Asking yourself this question will help your chances of securing an offer and build your confidence to overcome potential concerns of a hiring manager.
Why would I not get hired for this position?
Are you asking yourself this question at least a day before an interview?
You should be! Not only is this a great question to ask yourself, but it is also a great question to address with the recruiter helping in your job search. Questions for your recruiter may include, “Do you think there are any skills I’m missing or lacking that might put me at a disadvantage?” and “What could prevent me from getting an offer?”
The goal is to reflect on this question, identify risks that might prevent you from getting an offer and then determine how to overcome those risks. Potential risks may include:
- Missing a skill listed in the requirements section
- A large gap in employment on your resume
- Several short-term contracts
- Job title history that does not include the one you are applying for
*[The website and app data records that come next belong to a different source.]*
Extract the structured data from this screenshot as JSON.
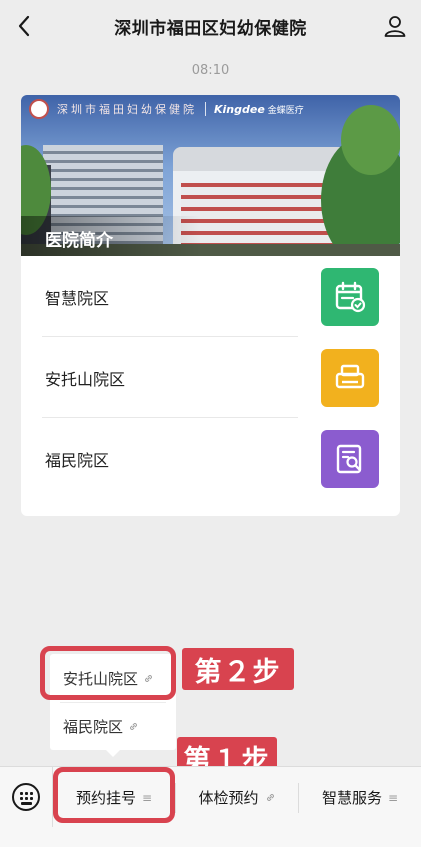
{
  "header": {
    "title": "深圳市福田区妇幼保健院",
    "back_icon": "chevron-left-icon",
    "user_icon": "user-icon"
  },
  "chat": {
    "timestamp": "08:10"
  },
  "card": {
    "banner": {
      "hospital_name": "深圳市福田妇幼保健院",
      "partner": "Kingdee",
      "partner_cn": "金蝶医疗",
      "caption": "医院简介"
    },
    "items": [
      {
        "label": "智慧院区",
        "icon": "calendar-check-icon",
        "color": "#2fb772"
      },
      {
        "label": "安托山院区",
        "icon": "printer-icon",
        "color": "#f2b11e"
      },
      {
        "label": "福民院区",
        "icon": "document-search-icon",
        "color": "#8b5ccf"
      }
    ]
  },
  "popup": {
    "items": [
      {
        "label": "安托山院区",
        "icon": "link-icon"
      },
      {
        "label": "福民院区",
        "icon": "link-icon"
      }
    ]
  },
  "annotations": {
    "step1": "第１步",
    "step2": "第２步",
    "highlight_color": "#d8434f"
  },
  "bottom_bar": {
    "keyboard_icon": "keyboard-icon",
    "items": [
      {
        "label": "预约挂号",
        "icon": "menu-lines-icon",
        "sub": "≡"
      },
      {
        "label": "体检预约",
        "icon": "link-icon",
        "sub": "🔗"
      },
      {
        "label": "智慧服务",
        "icon": "menu-lines-icon",
        "sub": "≡"
      }
    ]
  }
}
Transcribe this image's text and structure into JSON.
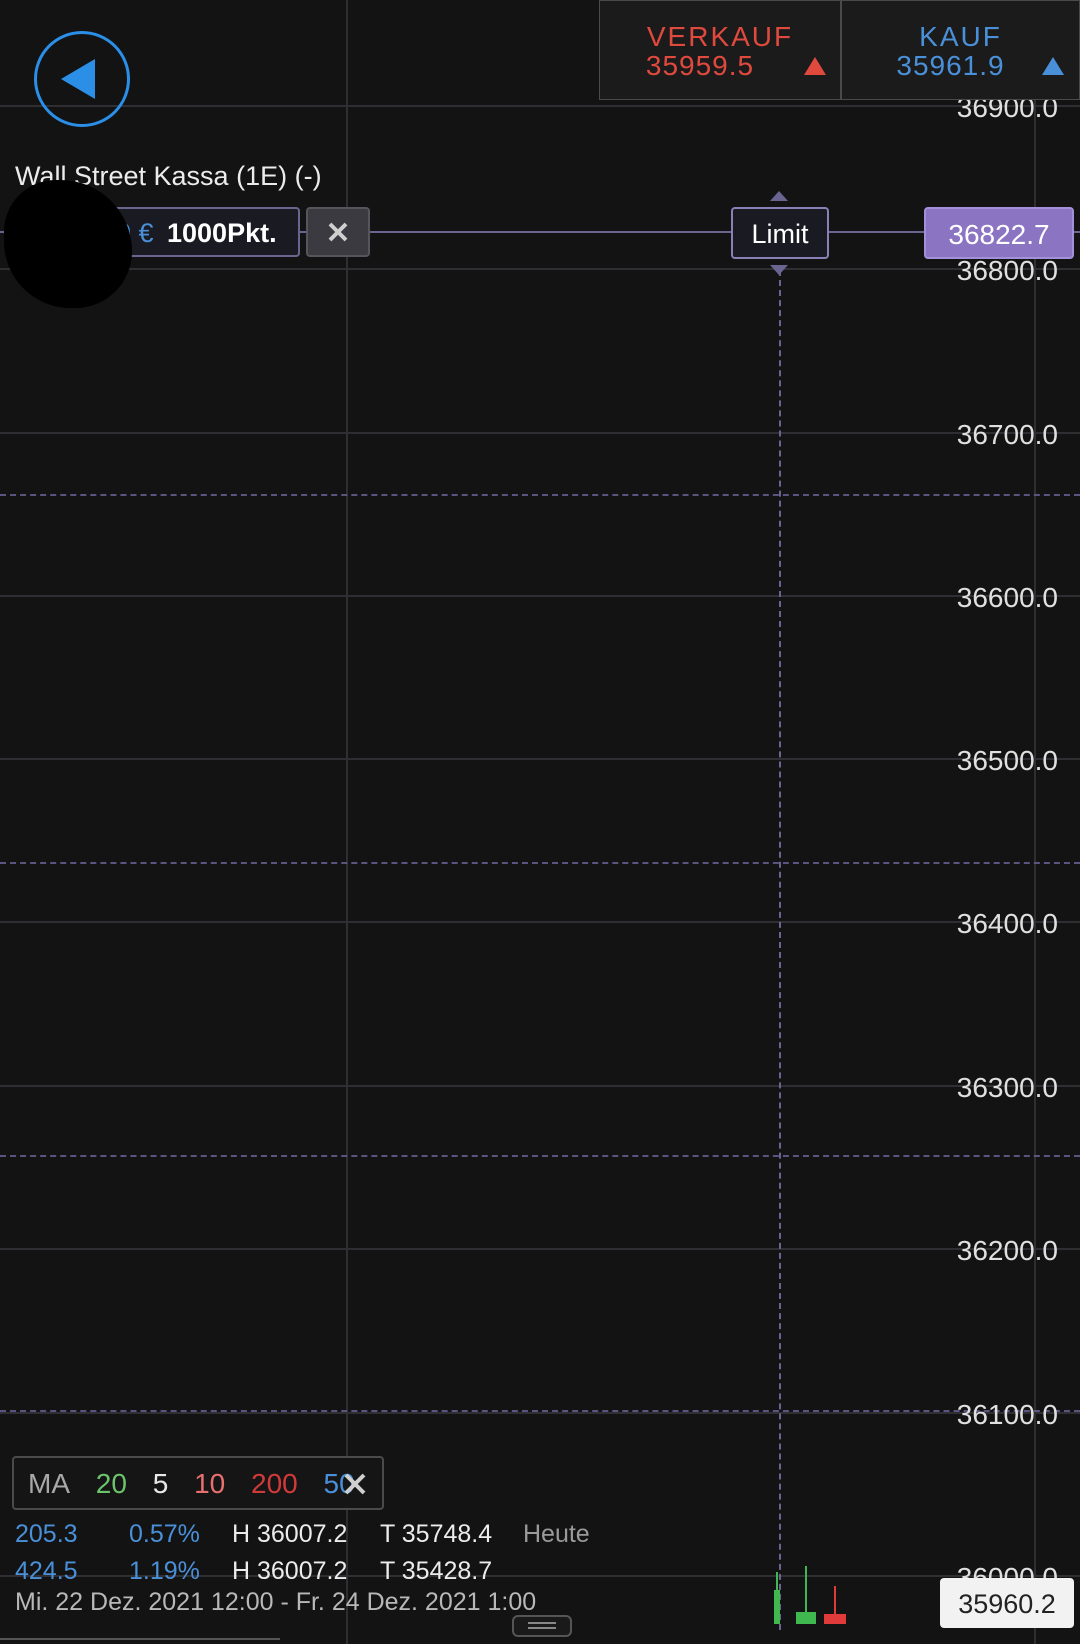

- Interview anxiety
- Heavy competition against other candidates
Keep in mind that most managers will typically have one interview concern per candidate. Help your chances of securing an offer by putting yourself in the Hiring Manager’s shoes. Then try to identify what your “candidate concern” or “candidate red flag” might be first.
The next step is to try to combat that concern! Let’s look at some example strategies for each of the six risks mentioned above.
Potential Candidate Red Flag/Risk:
Missing a skill, technology, tool, etc.
Take 1-2 hours of training prior to the interview. Communicate your strong interest in learning to the Manager and express the training you have completed.
Gap in employment.
Practice your explanation around the gap to a trusted friend, mentor, or recruiter and seek feedback. Gather a few strong, quality reference letters or LinkedIn recommendations from past Managers that reinforce your candidacy for a similar role.
Use the same solution above. Also practice your answer to, “Why I’m looking for a long-term career.”
Never had that job title.
Get references and recommendations that share strengths related to the core tasks involved in that type of role. Outline your relevant and transferrable experience and practice your 30-second “Why me” elevator pitch!
Prone to anxiety and nerves during an interview.
Remember practice makes perfect! Do a mock interview with someone you trust. Practice your answers to 10 or more common interview questions that are related to the role.
Get at least three or more strong recommendations to print and provide during the interview. Do a mock interview and work on providing a non-proprietary example of your work.
If interviewing for a Programmer/Software Engineer role, work on a code sample to provide, using a technology used by the firm where you are applying.
If interviewing for a Business Analyst or other role that involves documentation, provide a writing sample.
As part of your interview preparation and practice for each interview, remember to do our candidate risk identification and mitigation exercise. It will help your chances of securing an offer and build your confidence to overcome potential concerns of a hiring manager.